I remember walking through the forest of Mom’s tomato plants on a steamy summer day in her allotment garden. She let me pick and eat a ripe tomato and I was hooked. We lived in an apartment on a Canadian Air Force Base where the military thought everyone should have access to a plot of land on which to grow food.
My son-in-law hails from Vitebsk, Belarus, where their government thinks the same way and provides allotments called “Dachas” on the edge of town for apartment dwellers. They can even build accommodations on their Dachas for convenience in the summer.
Britain’s allotment gardens have been an institution since the Second World War when embargoes prevented imported foods from reaching them. The British government allotted land to the public, requiring them to grow their own food. When war ended, the populace had become so healthy, enjoying growing their own produce, that allotments became a way of life. In fact, because there is such an increased demand for allotments, some councils are cutting them in half to 1,333 square feet to accommodate more people.
The community garden I used to crop on Kent Road in Saanich was 1,000 square feet, a little smaller than half a British allotment. There are over 100 plots and there’s a wait list a mile long. Some folks are waiting two years for a plot.

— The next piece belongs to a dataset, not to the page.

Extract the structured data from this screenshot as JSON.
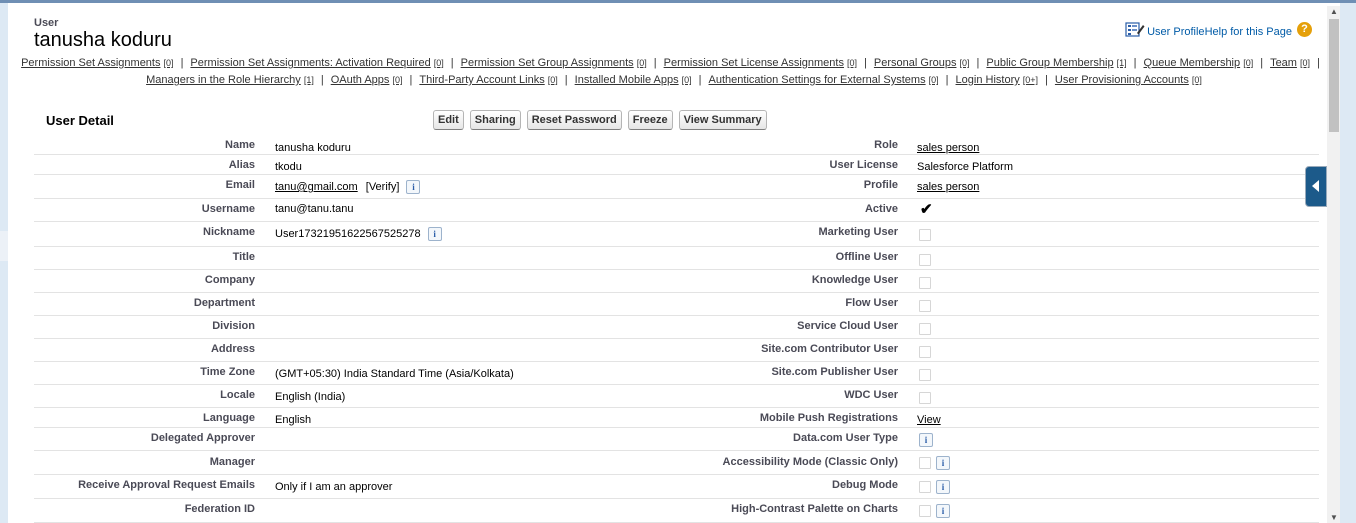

With the rising cost of food and the prediction that, if Vancouver Island was cut off from the mainland, we’d have two and a half days’ worth of food before we ran out, one wonders why our governments haven’t made a concerted effort to provide space for people to grow food and why they don’t promulgate the idea? Why don’t they encourage self-sufficiency?